It was not rats that spread the plague? New research points to another cause

The research published in the “Proceedings of National Academy of Sciences” indicate that rats are not to blame for the killings The previous plague epidemics, which re decimated populations in Europe and Asia between the 14th and 19th centuries. Black Death epidemics, kt re returned from The plague was caused by bacteria with varying intensity for hundreds of years Yersinia pestis. The largest of them bearing the name of the Black Death, killed about a third of the population in 14th century Europe.

So far, the cause of the epidemic was thought to be rats and other rodents, specifically fleas parasitizing them. Rodents functioned like a bank of bacteria. Fleas feeding on infected rodents became carriers of the plague themselves, and then spread it to humans as well. However, according to a study by Norwegian scientists , lice and fleas parasitizing humans may be responsible for the spread of the plague.

Today, the disease is most often spread to humans through fleas, which re they prey on infected rats and then start biting humans. This is also how the pandemic of the 14th century may have proceeded. But the Oslo researchers say that this way b spread of the plague does not match the historical evidence. Records from the time did not mention the large number of rats that died In what has been observed in p Recent outbreaks in Europe. On top of that, the infamous pandemic spread much faster and to much larger areas than the p More recent outbreaks of the disease.
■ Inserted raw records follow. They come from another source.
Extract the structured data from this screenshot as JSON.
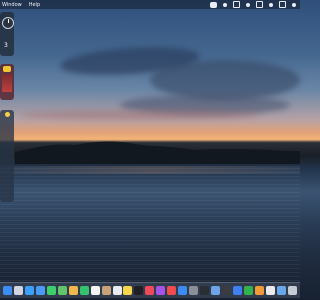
{
  "menubar": {
    "items": [
      "Window",
      "Help"
    ]
  },
  "widgets": {
    "clock_number": "3",
    "weather_rows": [
      "",
      "",
      "",
      "",
      "",
      "",
      "",
      "",
      ""
    ]
  },
  "dock": {
    "icons": [
      {
        "name": "finder-icon",
        "color": "#3c8ef5"
      },
      {
        "name": "launchpad-icon",
        "color": "#cfd6e2"
      },
      {
        "name": "safari-icon",
        "color": "#3aa0ff"
      },
      {
        "name": "mail-icon",
        "color": "#4a9af7"
      },
      {
        "name": "messages-icon",
        "color": "#3ccf6b"
      },
      {
        "name": "maps-icon",
        "color": "#64c46b"
      },
      {
        "name": "photos-icon",
        "color": "#f0b84a"
      },
      {
        "name": "facetime-icon",
        "color": "#33c46d"
      },
      {
        "name": "calendar-icon",
        "color": "#f4f4f4"
      },
      {
        "name": "contacts-icon",
        "color": "#c9a27a"
      },
      {
        "name": "reminders-icon",
        "color": "#e8ecf1"
      },
      {
        "name": "notes-icon",
        "color": "#f7d64a"
      },
      {
        "name": "tv-icon",
        "color": "#1f1f25"
      },
      {
        "name": "music-icon",
        "color": "#f24a5b"
      },
      {
        "name": "podcasts-icon",
        "color": "#a553e8"
      },
      {
        "name": "news-icon",
        "color": "#f24b4b"
      },
      {
        "name": "app-store-icon",
        "color": "#3a8bf5"
      },
      {
        "name": "system-settings-icon",
        "color": "#8a8f99"
      },
      {
        "name": "terminal-icon",
        "color": "#2a2d33"
      },
      {
        "name": "preview-icon",
        "color": "#6fa5e6"
      },
      {
        "name": "calculator-icon",
        "color": "#3a3c42"
      },
      {
        "name": "keynote-icon",
        "color": "#3f7ff1"
      },
      {
        "name": "numbers-icon",
        "color": "#32b24d"
      },
      {
        "name": "pages-icon",
        "color": "#f29a35"
      },
      {
        "name": "chrome-icon",
        "color": "#eaeaea"
      },
      {
        "name": "folder-icon",
        "color": "#69a7ea"
      },
      {
        "name": "trash-icon",
        "color": "#c7ccd4"
      }
    ]
  }
}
These inaccuracies have led scientists to believe that the in to speculation that perhaps human parasites played an important role in the spread of the pandemic. For example, fleas and lice were able to feed on infected humans and then transmit the disease to others.

Katharine Dean of the University of Oslo, along with a team of scientists created a list of plague characteristics based on wsp modern field observations and experimental data. She used mathematical models in her research to develop three scenarios for the spread of the plague. In doing so, the researchers used publicly available mortality data from nine regions during the epidemic.

One model assumed that the disease was spread from rats in through fleas and lice to humans; the second model indicated that the disease spread through human parasites feeding on infected people and then transmitting the plague to other people; according to the third model, the disease spread from person to person via the droplet route excluding the infection vector of fleas or lice. It’s the so-called. pneumonic plague.

The researchers found that the model with human parasites best reflected mortality rates in seven of the nine regions in which The data were derived from the cf n comparison with the other two models.

– Our results suggest that the transmission of plague during European epidemics occurred head nie due to the parasites in humans, rather than a parasite in feeding on rats or through the droplet route. It is vitally important that we understand how the disease spread and why it was such a rapid process – explained Dean.

However, as the researchers note, the models from the current study do not take into account the local conditions of the in, which re may have affected disease transmission, such as war, head d, immunity and public health interventions.

Source source: Live Science, BBC, fot. Massive gr b in Martigues (France) plague victims who died in the 1720s–1721.